June 16, 2011
Mississippi Kites copulating
Mississippi Kites copulating
Driving through the Midwest recently, flipping stations on a rental car radio looking for classic rock, I came across 1380AM (The Ticket), a sports talk show out of Lawton, Oklahoma.  The host and his two cronies, corroborating what women everywhere have always said, were discussing Maxim’s latest ranking of the world’s ten hottest women--whenever men get together it’s sports and sex, and not necessarily in that order.

I stayed for a couple minutes, heard one funny line (“If her back pockets meet, she’s definitely not top ten”), then moved on, but it got me to thinking about what attributes of birds are most attractive to birders, and how we rank the birds we like.  Most hard core birders have, even if it’s just a mental note, a “favorites” list, and favored families are often raptors, hummingbirds, or warblers.   What criteria inform these lists and why are raptors the “it” birds for so many despite their drab plumage and inability to sing?

On this trip I was spending late afternoons, the sun behind me, with a pair of Mississippi Kites I had found perched in the same creek bottom snags several days in a row.  Sure that they were establishing a nesting territory, I was trying to capture lifestyle images of these most graceful of aerialists, and my chain of thought after listening to the Maxim rankings led naturally to a personal ranking of North America’s raptors.

Raptors because they’re at the top of the food chain, fearsome and fearless hunters, untamable and free.  Raptors because of the awesome flight capabilities, the vision eight times more powerful than ours, the beak that is a shredding tool, the crushing talon strength and lethal claws.  Raptors because falconry became a sport for medieval royalty, a metaphor for war.  Here’s my list, in order.

BALD EAGLE—Yeah, I know Ben Franklin considered them piratical scavengers, but they will make their own kills and that ginormous beak is evolved to rip through the toughest fish scales.  They are our largest raptor, arguably our best species recovery story, and so deeply imbedded in our culture there wasn’t a dry eye in the house when Challenger swept down out of the night sky to land on his handler’s arm as Lee Greenwood sang “God Bless the USA” before the fourth game of the 2001 World Series, some six weeks after 9/11.  Our nation’s symbol.  You gotta love it.

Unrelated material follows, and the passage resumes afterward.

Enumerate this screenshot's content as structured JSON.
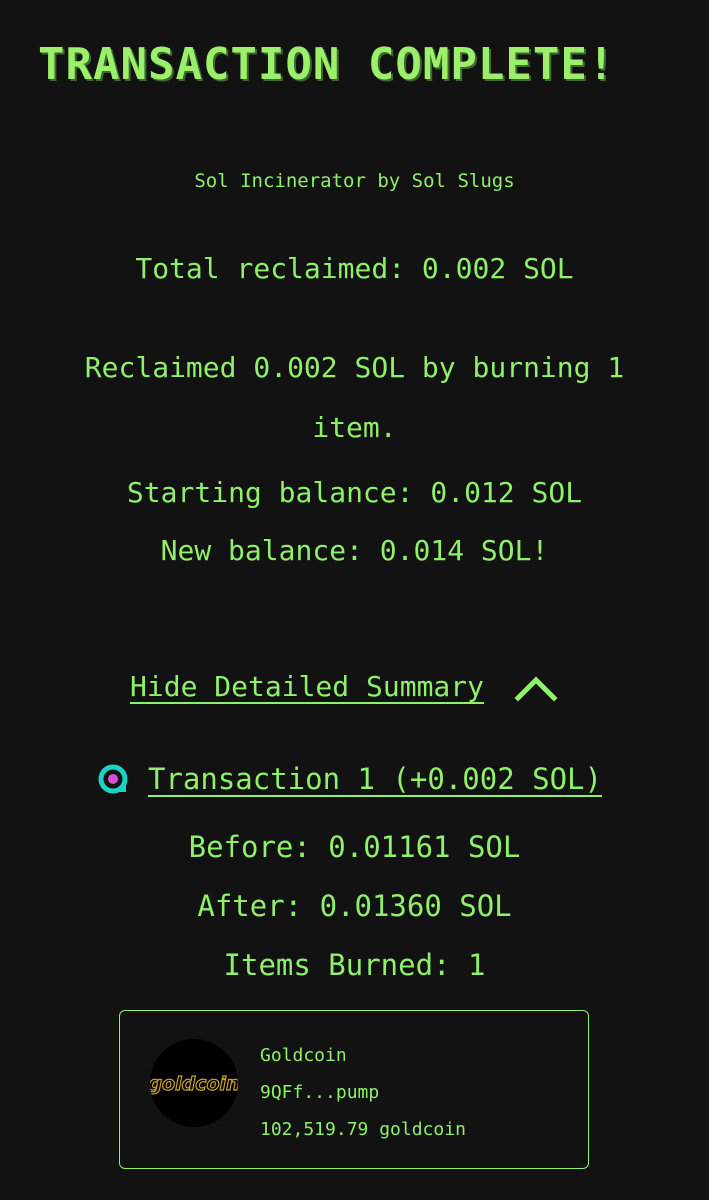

PEREGRINE FALCON—Yeah, I know Gyrs are bigger, badder, rarer, and more remote, and an Arab oil sheik once offered to write the Air Force Academy a check for $25,000 on the spot in exchange for its white Gyrfalcon mascot, but I’ve watched Peregrines turn White-throated Swifts into feather rain.  Swifts are called swifts for a reason but Peregrines have been clocked in stoop as the fastest bird, and Peregrines are inarguably our best species recovery story.

GREAT HORNED OWL—Yeah, I know Snowy Owls are bigger, rarer, and more remote, but they’re not badder.  Great Horneds are the size of Red-tails, and they’ll take Red-tails.  And they’re urban owls.  They live right here with us in desert city.  Not a week goes by that I don’t hear or see one.  Oh, you forgot owls are raptors?  They take skunks by the dark of the moon.  And they take feral cats.  You gotta love that.

NORTHERN GOSHAWK—A bird specialist that combines Red-tail size with accipitrine ability to zig and zag through dense forest in prey pursuit is one awesome raptor.  And everything you’ve heard about Gos nest protection is true.  Been there, done that once in southern Arizona, staring right at a literal translation of “losing face.”

MISSISSIPPI KITE—This is a supreme aerialist that needs two flaps to launch, then spends hours aloft catching dragonflys on the wing without further wingbeats, even in the highest winds.  It’s little wonder man made toy kites were named after them or that, after nearly a week of daily observation, I fell in love and ranked them in my top five.

The accompanying Mississippi Kite images speak to the sport and the sexiness of raptor observation.  And a lot of women are raptor aficionados.  Oh, and I found that classic rock station.  It’s 104.7FM (The Bear) out of Wichita Falls, Texas.

Mississippi Kite prey exchange
Mississippi Kite prey exchange